It might also require more equipment.
Also, it sounds better with certain music. I play more raw band music, which is better when you just let it be because they are doing a lot of things already.
What do mean when you refer to “raw band”?
It’s a direct translation of what we say in Japanese. It’s just a band sound that’s not programmed by computers. I don’t know the English term for that.
I like raw band, it sounds like a new genre.
[Laughs] Ya, it's just the thing that’s not programmed or produced by computers. Just a recording of the band actually playing.
The Work Redux Mix was primarily funk or disco, but through a Japanese interpretation. Is that your favourite genre right now?

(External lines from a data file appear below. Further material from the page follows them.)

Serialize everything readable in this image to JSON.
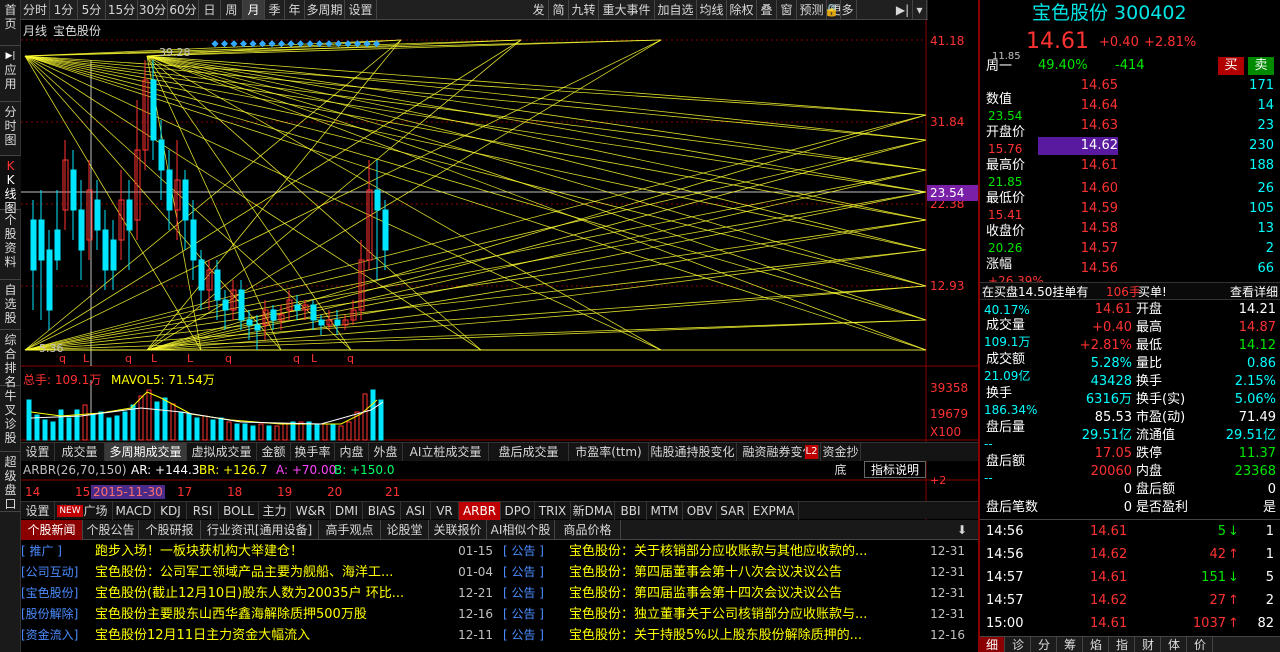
{
  "left_nav": [
    {
      "label": "首页",
      "icon": ""
    },
    {
      "label": "应用",
      "icon": "▶|"
    },
    {
      "label": "分时图",
      "icon": ""
    },
    {
      "label": "K线图",
      "icon": "K"
    },
    {
      "label": "个股资料",
      "icon": ""
    },
    {
      "label": "自选股",
      "icon": ""
    },
    {
      "label": "综合排名",
      "icon": ""
    },
    {
      "label": "牛叉诊股",
      "icon": ""
    },
    {
      "label": "超级盘口",
      "icon": ""
    }
  ],
  "toolbar": {
    "periods": [
      "分时",
      "1分",
      "5分",
      "15分",
      "30分",
      "60分",
      "日",
      "周",
      "月",
      "季",
      "年",
      "多周期",
      "设置"
    ],
    "active_period": "月",
    "right": [
      "发",
      "简",
      "九转",
      "重大事件",
      "加自选",
      "均线",
      "除权",
      "叠",
      "窗",
      "预测",
      "更多"
    ],
    "lock_icon": "lock-icon",
    "pin_icon": "pin-icon"
  },
  "chart": {
    "title_left": "月线",
    "title_stock": "宝色股份",
    "high_label": "39.28",
    "low_label": "5.36",
    "axis": [
      "41.18",
      "31.84",
      "22.38",
      "12.93"
    ],
    "current_price_tag": "23.54",
    "q_marks": [
      "q",
      "L",
      "q",
      "L",
      "L",
      "q",
      "q",
      "L",
      "q"
    ],
    "vol_title": "总手: 109.1万",
    "vol_ma": "MAVOL5: 71.54万",
    "vol_axis": [
      "39358",
      "19679",
      "X100"
    ]
  },
  "chart_tabs": {
    "items": [
      "设置",
      "成交量",
      "多周期成交量",
      "虚拟成交量",
      "金额",
      "换手率",
      "内盘",
      "外盘",
      "AI立桩成交量",
      "盘后成交量",
      "市盈率(ttm)",
      "陆股通持股变化",
      "融资融券变化",
      "资金抄底"
    ],
    "active": "多周期成交量",
    "badge": "L2"
  },
  "arbr": {
    "name": "ARBR(26,70,150)",
    "ar": "AR: +144.3",
    "br": "BR: +126.7",
    "a": "A: +70.00",
    "b": "B: +150.0",
    "explain": "指标说明",
    "tail_value": "+2",
    "dates": [
      "14",
      "15",
      "17",
      "18",
      "19",
      "20",
      "21"
    ],
    "cursor_date": "2015-11-30"
  },
  "ind_list": {
    "items": [
      "设置",
      "指标广场",
      "MACD",
      "KDJ",
      "RSI",
      "BOLL",
      "主力",
      "W&R",
      "DMI",
      "BIAS",
      "ASI",
      "VR",
      "ARBR",
      "DPO",
      "TRIX",
      "新DMA",
      "BBI",
      "MTM",
      "OBV",
      "SAR",
      "EXPMA"
    ],
    "active": "ARBR",
    "new_badge": "NEW"
  },
  "news": {
    "tabs": [
      "个股新闻",
      "个股公告",
      "个股研报",
      "行业资讯[通用设备]",
      "高手观点",
      "论股堂",
      "关联报价",
      "AI相似个股",
      "商品价格"
    ],
    "active": "个股新闻",
    "left": [
      {
        "tag": "[  推广  ]",
        "title": "跑步入场！一板块获机构大举建仓！",
        "date": "01-15"
      },
      {
        "tag": "[公司互动]",
        "title": "宝色股份：公司军工领域产品主要为舰船、海洋工...",
        "date": "01-04"
      },
      {
        "tag": "[宝色股份]",
        "title": "宝色股份(截止12月10日)股东人数为20035户 环比...",
        "date": "12-21"
      },
      {
        "tag": "[股份解除]",
        "title": "宝色股份主要股东山西华鑫海解除质押500万股",
        "date": "12-16"
      },
      {
        "tag": "[资金流入]",
        "title": "宝色股份12月11日主力资金大幅流入",
        "date": "12-11"
      }
    ],
    "right": [
      {
        "tag": "[  公告  ]",
        "title": "宝色股份：关于核销部分应收账款与其他应收款的...",
        "date": "12-31"
      },
      {
        "tag": "[  公告  ]",
        "title": "宝色股份：第四届董事会第十八次会议决议公告",
        "date": "12-31"
      },
      {
        "tag": "[  公告  ]",
        "title": "宝色股份：第四届监事会第十四次会议决议公告",
        "date": "12-31"
      },
      {
        "tag": "[  公告  ]",
        "title": "宝色股份：独立董事关于公司核销部分应收账款与...",
        "date": "12-31"
      },
      {
        "tag": "[  公告  ]",
        "title": "宝色股份：关于持股5%以上股东股份解除质押的...",
        "date": "12-16"
      }
    ]
  },
  "rp": {
    "stock": "宝色股份 300402",
    "price": "14.61",
    "change": "+0.40",
    "pct": "+2.81%",
    "weibi": "49.40%",
    "weicha": "-414",
    "buy": "买",
    "sell": "卖",
    "cycle": {
      "head": "11.85",
      "rows": [
        {
          "k": "周一",
          "v": ""
        },
        {
          "k": "数值",
          "v": "23.54"
        },
        {
          "k": "开盘价",
          "v": "15.76"
        },
        {
          "k": "最高价",
          "v": "21.85"
        },
        {
          "k": "最低价",
          "v": "15.41"
        },
        {
          "k": "收盘价",
          "v": "20.26"
        },
        {
          "k": "涨幅",
          "v": "+26.39%"
        }
      ]
    },
    "book": [
      {
        "p": "14.65",
        "v": "171"
      },
      {
        "p": "14.64",
        "v": "14"
      },
      {
        "p": "14.63",
        "v": "23"
      },
      {
        "p": "14.62",
        "v": "230"
      },
      {
        "p": "14.61",
        "v": "188"
      },
      {
        "p": "14.60",
        "v": "26"
      },
      {
        "p": "14.59",
        "v": "105"
      },
      {
        "p": "14.58",
        "v": "13"
      },
      {
        "p": "14.57",
        "v": "2"
      },
      {
        "p": "14.56",
        "v": "66"
      }
    ],
    "buyline": {
      "a": "在买盘14.50挂单有",
      "b": "106手",
      "c": "买单!",
      "d": "查看详细"
    },
    "pct2": "40.17%",
    "lefts": [
      {
        "k": "成交量",
        "v": "109.1万"
      },
      {
        "k": "成交额",
        "v": "21.09亿"
      },
      {
        "k": "换手",
        "v": "186.34%"
      },
      {
        "k": "盘后量",
        "v": "--"
      },
      {
        "k": "盘后额",
        "v": "--"
      }
    ],
    "stats": [
      {
        "a": "14.61",
        "ac": "red",
        "k": "开盘",
        "b": "14.21",
        "bc": "white"
      },
      {
        "a": "+0.40",
        "ac": "red",
        "k": "最高",
        "b": "14.87",
        "bc": "red"
      },
      {
        "a": "+2.81%",
        "ac": "red",
        "k": "最低",
        "b": "14.12",
        "bc": "green"
      },
      {
        "a": "5.28%",
        "ac": "cyan",
        "k": "量比",
        "b": "0.86",
        "bc": "cyan"
      },
      {
        "a": "43428",
        "ac": "cyan",
        "k": "换手",
        "b": "2.15%",
        "bc": "cyan"
      },
      {
        "a": "6316万",
        "ac": "cyan",
        "k": "换手(实)",
        "b": "5.06%",
        "bc": "cyan"
      },
      {
        "a": "85.53",
        "ac": "white",
        "k": "市盈(动)",
        "b": "71.49",
        "bc": "white"
      },
      {
        "a": "29.51亿",
        "ac": "cyan",
        "k": "流通值",
        "b": "29.51亿",
        "bc": "cyan"
      },
      {
        "a": "17.05",
        "ac": "red",
        "k": "跌停",
        "b": "11.37",
        "bc": "green"
      },
      {
        "a": "20060",
        "ac": "red",
        "k": "内盘",
        "b": "23368",
        "bc": "green"
      },
      {
        "a": "0",
        "ac": "white",
        "k": "盘后额",
        "b": "0",
        "bc": "white"
      },
      {
        "a": "0",
        "ac": "white",
        "k": "是否盈利",
        "b": "是",
        "bc": "white"
      }
    ],
    "stat_prefix": [
      "",
      "",
      "",
      "",
      "",
      "",
      "",
      "",
      "",
      "",
      "盘后量",
      ""
    ],
    "extra_left": "盘后笔数",
    "ticks": [
      {
        "t": "14:56",
        "p": "14.61",
        "pc": "red",
        "v": "5",
        "vc": "green",
        "dir": "down",
        "n": "1"
      },
      {
        "t": "14:56",
        "p": "14.62",
        "pc": "red",
        "v": "42",
        "vc": "red",
        "dir": "up",
        "n": "1"
      },
      {
        "t": "14:57",
        "p": "14.61",
        "pc": "red",
        "v": "151",
        "vc": "green",
        "dir": "down",
        "n": "5"
      },
      {
        "t": "14:57",
        "p": "14.62",
        "pc": "red",
        "v": "27",
        "vc": "red",
        "dir": "up",
        "n": "2"
      },
      {
        "t": "15:00",
        "p": "14.61",
        "pc": "red",
        "v": "1037",
        "vc": "red",
        "dir": "up",
        "n": "82"
      }
    ],
    "bottom_tabs": [
      "细",
      "诊",
      "分",
      "筹",
      "焰",
      "指",
      "财",
      "体",
      "价"
    ],
    "bottom_active": "细"
  },
  "colors": {
    "red": "#ff3232",
    "green": "#00e600",
    "cyan": "#00ffff",
    "yellow": "#ffff00",
    "brand": "#8a0000"
  }
}
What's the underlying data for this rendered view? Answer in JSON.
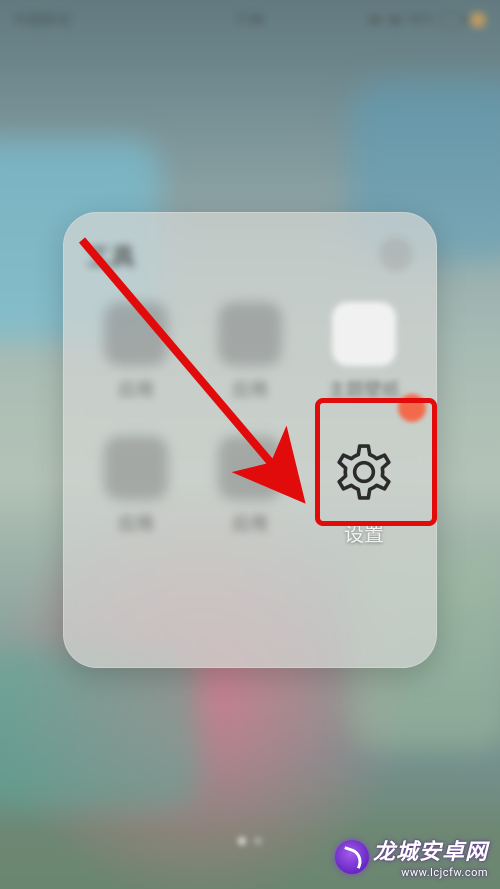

That’s actually my all-time favourite since I started DJing. It’s at the core of my music journey. Sometimes I go for house, sometimes disco, but the funkiness, the soulfulness, that 80s feeling, I never go too far from that. And for the Japanese part, I like intentionally adding Japanese music to my mixes when the time is right. It might be something that not a lot of people have heard of, but I know that it’s good. It’s also about embracing my culture. Sometimes people expect me to embrace my culture the way they expect me to, and a lot of the time, that’s not who I am. That’s not the way we live and feel. So, I’m trying to break that interpretation of how people see us and picture us. This is my culture and what I’m proud of.
Do you think DJing and music have a special ability to break expectations?
Yes, absolutely. Once, someone told me that I’m anti-Japanese because I don’t act the way they imagined. So, I made an all-Japanese mix consisting of newer Japanese R&B and rap and put it on Soundcloud. It’s such a big part of Tokyo's underground culture that influences the way people live, that influenced me and the way I live. I felt frustrated with that comment, so I made a mix as a reaction to that idea. I’m fighting against stereotypes in the coolest way and expressing and representing where I’m from.
What are you currently working on in terms of music and DJing?
Right now, I started my residency at the Annex Hotel Cafe & Wine Bar. I’m there bi-weekly. I get all the time to myself, so I’m exploring what I can do to make that space nicer. I started using a non-vinyl way of DJing, using USBs, my laptop, and a controller, so I’m seeing where that leads me. I’m also expanding the type of music I play; stuff not on vinyl, and newer releases by up-and-coming artists. That’s kind of my new challenge.
So, what musically are you discovering, and where are you discovering it?
I think it’s leading me more towards house-ish music because it’s more suitable for CDJs and USBs. That equipment is made for that. I still like disco and boogie – that’s always a part of myself – but what I’m into right now are disco edits of early 2000s R&B, or disco edits of 80s soul/funk music. A lot of it is unofficial and not on vinyl, but I can purchase it online on Bandcamp. I think this will lead me more towards party rocking. And the gigs I’m getting are bigger crowds so that naturally leads me to music that is fun to dance to. I have my favourite labels and if I find something, even on Instagram, I'll look into it. I find it fun to discover newer musicians and I like to support them.
What are your favourite record stores in Toronto?
Cosmos Records. I started covering a shift there actually. Even when I was in Japan, people would tell me, you have to check out Cosmos Records and talk to Aki-san, he’ll take care of you. I go into the store and he tells me, “you should listen to this.” I like this way of discovering music; when someone who knows what I like tells me about something. It gives me a sense of community.
Work Redux is a collection of mixes made to be listened to while working. We work closely with local and international DJs to assemble thoughtful music that will carry members throughout their day and introduce them to new sounds. East Room is a shared workspace company providing design-forward office solutions, authentic programming and a diverse community to established companies and enterprising freelancers. We explore art, design, music, and entrepreneurship, visit our news & stories page to read more.